In a recent article for Manufacturing.net, author Joyce M. Rosenberg examines gender discrimination faced by female business owners.
It can be subtle, like failing to make eye contact with a woman business owner but engaging in animated conversation with her male co-owner. Or more blatant, like asking an owner who’s seeking investor money if she plans to have children.
Many women business owners say they’ve encountered gender discrimination from potential investors, customers and employees who don’t grasp the reality that a woman can be a CEO, trial attorney or own a technology company. Many women are taken aback at first and don’t know how to respond to comments or behavior they find insulting, intrusive and demeaning. But over time, they find strategies to deal with bias.
Women business owners are not immune from the gender discrimination that is continually in the news — even as it’s more and more likely a customer or potential investor will find themselves speaking to a woman if they want to see the boss.

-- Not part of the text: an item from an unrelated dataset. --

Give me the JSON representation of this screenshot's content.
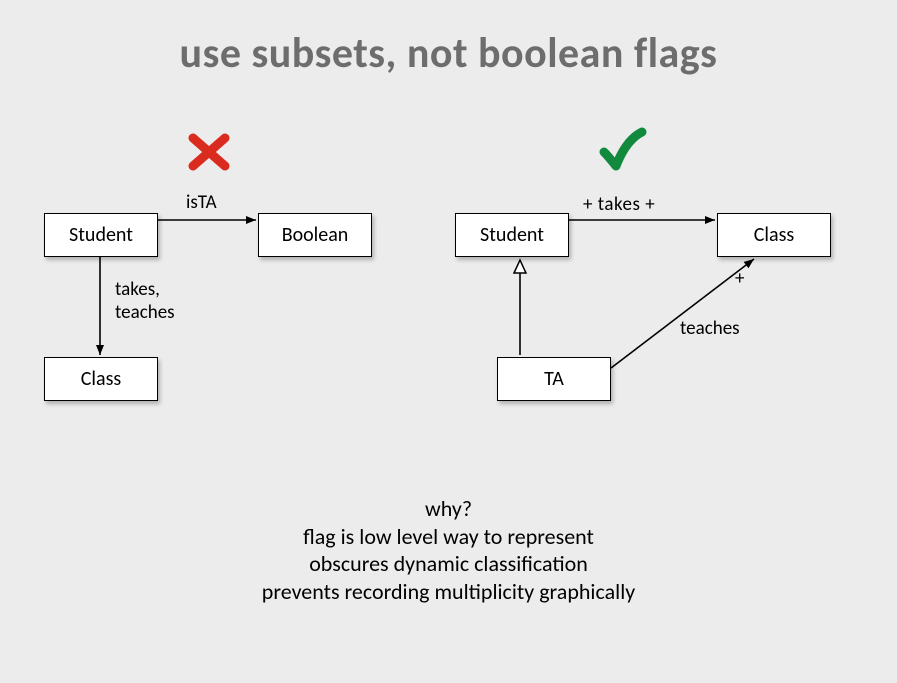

The number of women-owned businesses in the U.S. has grown to more than 10 million from 5.4 million in 1997.